The source code and disk images for Bill's library can be found here

The results speak for themselves:

ApplicationScreen fill% of Theoretical
Theoretical0.39 seconds100%
Our Application2 seconds19.5%
cc653.4 seconds11%
Beagle Graphics10 seconds3.9%
Graphics Magician (DHR)24 seconds1.62%

In my experience 20% of the theoretical max on your first go is quite a good showing. We also appear to have beat out all of the other approaches we tested including commercial applications.

## Can we do any better?

The answer is a definite "yes". You will notice that every time we plot a point we push the Y register to preserve it's contents, then we PULL it to get the value back so we can update it. However when DX > DY the majority of the time this is entirely unnecessary. Making this change brings us down to 1.85s or 20.1% of our theoretical max!

Another optimization comes from the fact that the values DX, DY and EPSILON never change once the line drawing has begun. Which means we could, by means of self-modifying code replace all the places where we use these values with absolute addressing rather than zero page addressing. This would save us about three cycles per plot.

## Large scale vs small scale patterns.

All the optimizations I've just mentioned are all what I call "small scale" they involve taking the existing approach - in this case plotting a single point at a time - and making it run more tightly.  A large scale optimization is where we change the way we are solving the problem.

For example, if we know we are going to be plotting lines and that lines generally contain more than one point.  We could re-write our plot routine to draw two pixels at a time. We could handle lines with an odd number of pixels by writing a special case.

If you look closely at the CC65 program you will see that we are using the dhrfbox function. This was actually designed for drawing filled boxes instead of straight lines. Why did we use it then? Because it uses this trick extensively, and will draw just about two pixels per plot by writing a whole byte to the screen at a time. If we were to use the line drawing function from the CC65 library it would be about 20 times slower!

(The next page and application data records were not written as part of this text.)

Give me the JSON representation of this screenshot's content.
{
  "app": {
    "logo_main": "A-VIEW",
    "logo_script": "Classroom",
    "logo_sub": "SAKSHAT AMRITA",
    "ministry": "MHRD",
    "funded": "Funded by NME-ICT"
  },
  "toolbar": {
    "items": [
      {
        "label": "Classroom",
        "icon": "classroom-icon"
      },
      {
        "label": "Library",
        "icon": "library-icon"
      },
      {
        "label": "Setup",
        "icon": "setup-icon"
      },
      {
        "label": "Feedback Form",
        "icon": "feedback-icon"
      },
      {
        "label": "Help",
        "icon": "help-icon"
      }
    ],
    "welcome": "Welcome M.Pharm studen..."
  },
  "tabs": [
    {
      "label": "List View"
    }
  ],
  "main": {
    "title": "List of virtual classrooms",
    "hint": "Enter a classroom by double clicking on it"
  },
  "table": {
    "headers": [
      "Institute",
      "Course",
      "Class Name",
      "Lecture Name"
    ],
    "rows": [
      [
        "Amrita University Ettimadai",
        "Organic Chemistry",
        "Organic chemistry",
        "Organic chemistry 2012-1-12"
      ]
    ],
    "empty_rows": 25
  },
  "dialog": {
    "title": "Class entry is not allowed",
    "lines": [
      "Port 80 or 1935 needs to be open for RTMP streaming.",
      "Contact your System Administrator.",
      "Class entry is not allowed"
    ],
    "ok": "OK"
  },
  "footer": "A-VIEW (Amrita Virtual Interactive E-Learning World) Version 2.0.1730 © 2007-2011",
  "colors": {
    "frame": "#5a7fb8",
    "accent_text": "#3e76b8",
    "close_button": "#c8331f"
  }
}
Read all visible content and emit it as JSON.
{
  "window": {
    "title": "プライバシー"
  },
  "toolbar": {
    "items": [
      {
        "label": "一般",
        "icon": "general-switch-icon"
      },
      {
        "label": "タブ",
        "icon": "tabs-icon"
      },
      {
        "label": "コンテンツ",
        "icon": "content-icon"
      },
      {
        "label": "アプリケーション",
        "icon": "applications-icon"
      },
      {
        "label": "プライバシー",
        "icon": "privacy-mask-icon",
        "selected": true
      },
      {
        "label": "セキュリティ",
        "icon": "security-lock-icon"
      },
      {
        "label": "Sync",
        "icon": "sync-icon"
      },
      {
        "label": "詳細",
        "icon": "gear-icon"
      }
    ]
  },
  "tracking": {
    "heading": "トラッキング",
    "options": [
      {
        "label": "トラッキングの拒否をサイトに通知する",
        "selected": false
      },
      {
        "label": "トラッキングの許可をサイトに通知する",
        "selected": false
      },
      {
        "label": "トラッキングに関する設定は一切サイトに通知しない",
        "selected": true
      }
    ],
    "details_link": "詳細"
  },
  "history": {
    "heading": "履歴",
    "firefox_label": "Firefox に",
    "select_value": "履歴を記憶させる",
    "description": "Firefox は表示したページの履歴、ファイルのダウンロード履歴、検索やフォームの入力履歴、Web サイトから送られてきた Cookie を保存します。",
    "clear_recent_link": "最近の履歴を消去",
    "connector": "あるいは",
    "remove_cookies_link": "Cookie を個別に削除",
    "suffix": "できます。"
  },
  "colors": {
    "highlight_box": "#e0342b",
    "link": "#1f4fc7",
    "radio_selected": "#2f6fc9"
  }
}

Ok that's it for this post, next up we will build out a simple API for the drawing routine as well as an demo app doing some 3D style drawing. After that I think we should cover writing a character generator.